## Problem
Which lines in the records below hold the word "build"? Copy each of them.

[Stored dataset items]
▬▬▬

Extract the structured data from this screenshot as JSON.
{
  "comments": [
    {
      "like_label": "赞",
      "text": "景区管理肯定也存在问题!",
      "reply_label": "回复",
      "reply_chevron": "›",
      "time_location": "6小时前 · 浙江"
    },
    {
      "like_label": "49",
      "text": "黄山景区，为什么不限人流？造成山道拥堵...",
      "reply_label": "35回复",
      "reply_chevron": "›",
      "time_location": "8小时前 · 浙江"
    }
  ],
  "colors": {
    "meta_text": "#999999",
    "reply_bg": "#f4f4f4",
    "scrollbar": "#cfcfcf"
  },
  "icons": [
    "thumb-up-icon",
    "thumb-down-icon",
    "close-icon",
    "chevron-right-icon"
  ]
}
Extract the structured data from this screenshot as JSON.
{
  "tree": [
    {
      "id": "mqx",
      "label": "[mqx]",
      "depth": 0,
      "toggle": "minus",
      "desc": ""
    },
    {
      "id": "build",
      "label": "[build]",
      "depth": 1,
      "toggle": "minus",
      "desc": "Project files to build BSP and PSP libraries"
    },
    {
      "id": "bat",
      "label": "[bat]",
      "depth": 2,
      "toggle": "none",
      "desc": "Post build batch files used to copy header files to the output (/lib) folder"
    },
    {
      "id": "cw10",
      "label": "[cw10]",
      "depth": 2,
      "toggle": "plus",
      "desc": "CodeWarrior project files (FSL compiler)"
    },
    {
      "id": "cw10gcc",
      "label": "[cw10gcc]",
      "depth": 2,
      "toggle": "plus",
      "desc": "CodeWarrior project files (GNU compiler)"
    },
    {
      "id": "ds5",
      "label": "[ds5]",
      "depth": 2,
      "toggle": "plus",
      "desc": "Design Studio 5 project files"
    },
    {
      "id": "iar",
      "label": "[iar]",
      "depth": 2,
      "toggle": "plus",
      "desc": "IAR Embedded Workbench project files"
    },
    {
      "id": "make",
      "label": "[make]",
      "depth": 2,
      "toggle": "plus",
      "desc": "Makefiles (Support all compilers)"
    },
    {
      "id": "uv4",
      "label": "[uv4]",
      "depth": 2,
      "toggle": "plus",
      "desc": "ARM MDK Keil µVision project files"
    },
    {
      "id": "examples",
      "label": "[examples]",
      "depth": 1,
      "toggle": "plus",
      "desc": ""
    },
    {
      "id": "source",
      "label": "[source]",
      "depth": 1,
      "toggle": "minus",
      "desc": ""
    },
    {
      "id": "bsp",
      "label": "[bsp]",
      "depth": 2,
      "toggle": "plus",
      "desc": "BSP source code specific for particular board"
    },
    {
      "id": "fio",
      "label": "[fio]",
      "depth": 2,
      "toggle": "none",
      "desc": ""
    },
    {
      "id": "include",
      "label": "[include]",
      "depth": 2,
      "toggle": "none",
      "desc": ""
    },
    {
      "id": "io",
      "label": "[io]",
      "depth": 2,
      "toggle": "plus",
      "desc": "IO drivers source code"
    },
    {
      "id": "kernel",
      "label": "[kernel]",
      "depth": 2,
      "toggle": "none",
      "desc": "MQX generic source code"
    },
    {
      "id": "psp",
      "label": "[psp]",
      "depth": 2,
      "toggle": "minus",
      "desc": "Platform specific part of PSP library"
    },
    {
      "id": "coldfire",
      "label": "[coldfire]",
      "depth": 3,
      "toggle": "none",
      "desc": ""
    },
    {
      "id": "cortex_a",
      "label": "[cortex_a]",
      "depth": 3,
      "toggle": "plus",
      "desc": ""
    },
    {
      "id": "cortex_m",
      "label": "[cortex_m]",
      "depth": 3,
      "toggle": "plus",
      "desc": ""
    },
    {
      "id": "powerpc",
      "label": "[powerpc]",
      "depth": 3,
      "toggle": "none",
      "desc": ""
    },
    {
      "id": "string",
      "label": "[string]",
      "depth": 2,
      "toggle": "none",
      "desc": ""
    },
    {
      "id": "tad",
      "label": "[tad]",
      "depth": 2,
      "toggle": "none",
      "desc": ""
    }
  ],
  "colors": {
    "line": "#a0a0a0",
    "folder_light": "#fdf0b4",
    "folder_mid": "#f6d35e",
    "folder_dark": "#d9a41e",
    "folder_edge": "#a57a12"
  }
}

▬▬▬

## Solution to the exercise
      "id": "build",
      "label": "[build]",
      "desc": "Project files to build BSP and PSP libraries"
      "desc": "Post build batch files used to copy header files to the output (/lib) folder"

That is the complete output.